> **PROBLEM TO SOLVE**: Examine the records and identify each line that includes the string "然后沿着铁路线分几段路采取不同方式往回返". Copy those lines.
::::::
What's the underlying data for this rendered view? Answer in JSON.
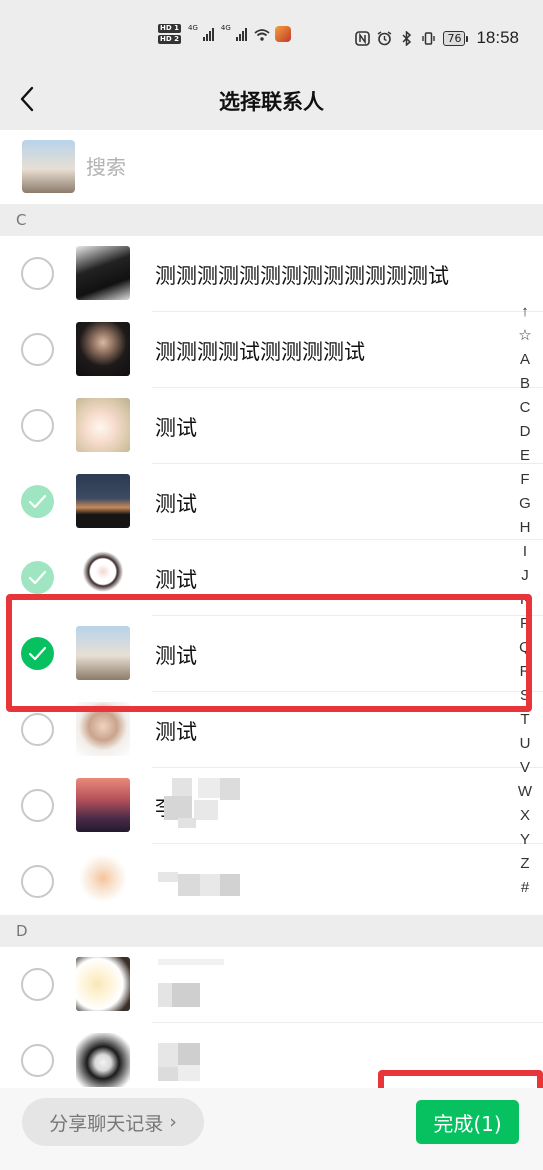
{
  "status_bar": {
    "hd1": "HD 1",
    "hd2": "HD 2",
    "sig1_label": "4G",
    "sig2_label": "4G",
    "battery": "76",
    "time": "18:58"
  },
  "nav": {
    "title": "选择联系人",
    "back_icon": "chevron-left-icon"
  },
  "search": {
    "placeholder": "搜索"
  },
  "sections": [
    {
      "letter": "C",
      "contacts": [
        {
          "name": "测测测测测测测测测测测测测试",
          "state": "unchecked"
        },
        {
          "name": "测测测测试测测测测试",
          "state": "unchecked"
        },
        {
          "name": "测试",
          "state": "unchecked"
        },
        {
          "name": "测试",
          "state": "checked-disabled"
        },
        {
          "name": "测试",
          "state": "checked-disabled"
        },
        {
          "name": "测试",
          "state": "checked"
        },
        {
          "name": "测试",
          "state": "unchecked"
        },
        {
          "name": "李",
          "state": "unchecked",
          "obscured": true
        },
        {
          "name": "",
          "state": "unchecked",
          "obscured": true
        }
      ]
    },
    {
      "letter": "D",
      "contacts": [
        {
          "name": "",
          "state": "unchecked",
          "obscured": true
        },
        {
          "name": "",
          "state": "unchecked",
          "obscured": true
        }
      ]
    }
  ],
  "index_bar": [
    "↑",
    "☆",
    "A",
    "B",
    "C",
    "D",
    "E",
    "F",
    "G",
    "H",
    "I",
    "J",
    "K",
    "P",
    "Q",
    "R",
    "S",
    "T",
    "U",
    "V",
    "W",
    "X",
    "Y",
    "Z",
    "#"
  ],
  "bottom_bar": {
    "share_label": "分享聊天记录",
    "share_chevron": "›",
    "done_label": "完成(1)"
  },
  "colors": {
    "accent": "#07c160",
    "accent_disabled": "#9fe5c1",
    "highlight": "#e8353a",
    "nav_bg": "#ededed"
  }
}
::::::
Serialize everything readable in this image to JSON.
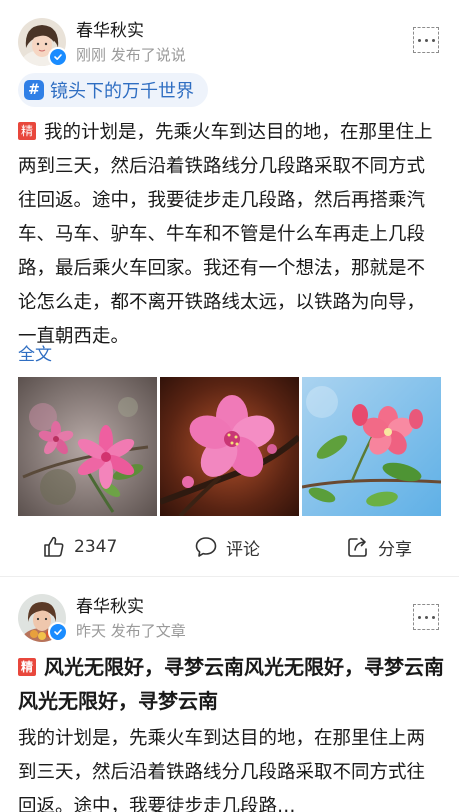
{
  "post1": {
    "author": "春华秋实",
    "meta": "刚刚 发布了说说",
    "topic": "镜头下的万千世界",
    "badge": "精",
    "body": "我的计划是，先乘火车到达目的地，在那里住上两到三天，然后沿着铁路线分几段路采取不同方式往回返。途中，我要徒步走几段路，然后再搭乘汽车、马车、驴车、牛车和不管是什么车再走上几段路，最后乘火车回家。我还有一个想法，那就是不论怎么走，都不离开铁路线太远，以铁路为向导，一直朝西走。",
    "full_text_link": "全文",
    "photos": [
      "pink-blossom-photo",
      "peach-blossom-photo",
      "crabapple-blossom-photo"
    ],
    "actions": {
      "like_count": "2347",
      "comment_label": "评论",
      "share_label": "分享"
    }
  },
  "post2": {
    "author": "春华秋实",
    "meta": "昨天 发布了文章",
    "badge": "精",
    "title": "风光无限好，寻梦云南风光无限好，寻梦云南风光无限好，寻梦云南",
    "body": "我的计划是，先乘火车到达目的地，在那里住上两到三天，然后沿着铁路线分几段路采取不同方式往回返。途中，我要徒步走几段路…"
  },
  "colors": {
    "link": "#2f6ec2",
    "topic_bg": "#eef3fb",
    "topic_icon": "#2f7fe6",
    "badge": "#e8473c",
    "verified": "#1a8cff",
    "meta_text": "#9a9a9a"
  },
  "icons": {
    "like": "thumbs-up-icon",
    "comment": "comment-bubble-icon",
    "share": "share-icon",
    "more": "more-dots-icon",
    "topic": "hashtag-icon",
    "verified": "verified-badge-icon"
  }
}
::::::
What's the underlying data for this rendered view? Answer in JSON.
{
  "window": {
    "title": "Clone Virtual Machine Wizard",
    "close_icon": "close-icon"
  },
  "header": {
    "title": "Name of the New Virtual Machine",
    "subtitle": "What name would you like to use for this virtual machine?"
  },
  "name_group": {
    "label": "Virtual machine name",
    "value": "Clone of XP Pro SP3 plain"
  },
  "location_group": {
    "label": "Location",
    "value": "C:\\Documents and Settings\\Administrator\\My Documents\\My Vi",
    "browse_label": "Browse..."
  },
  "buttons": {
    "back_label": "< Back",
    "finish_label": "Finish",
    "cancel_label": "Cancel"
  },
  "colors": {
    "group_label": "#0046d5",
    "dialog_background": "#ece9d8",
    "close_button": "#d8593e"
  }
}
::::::
> **EXPECTED ANSWER**:
    "body": "我的计划是，先乘火车到达目的地，在那里住上两到三天，然后沿着铁路线分几段路采取不同方式往回返。途中，我要徒步走几段路，然后再搭乘汽车、马车、驴车、牛车和不管是什么车再走上几段路，最后乘火车回家。我还有一个想法，那就是不论怎么走，都不离开铁路线太远，以铁路为向导，一直朝西走。",
    "body": "我的计划是，先乘火车到达目的地，在那里住上两到三天，然后沿着铁路线分几段路采取不同方式往回返。途中，我要徒步走几段路…"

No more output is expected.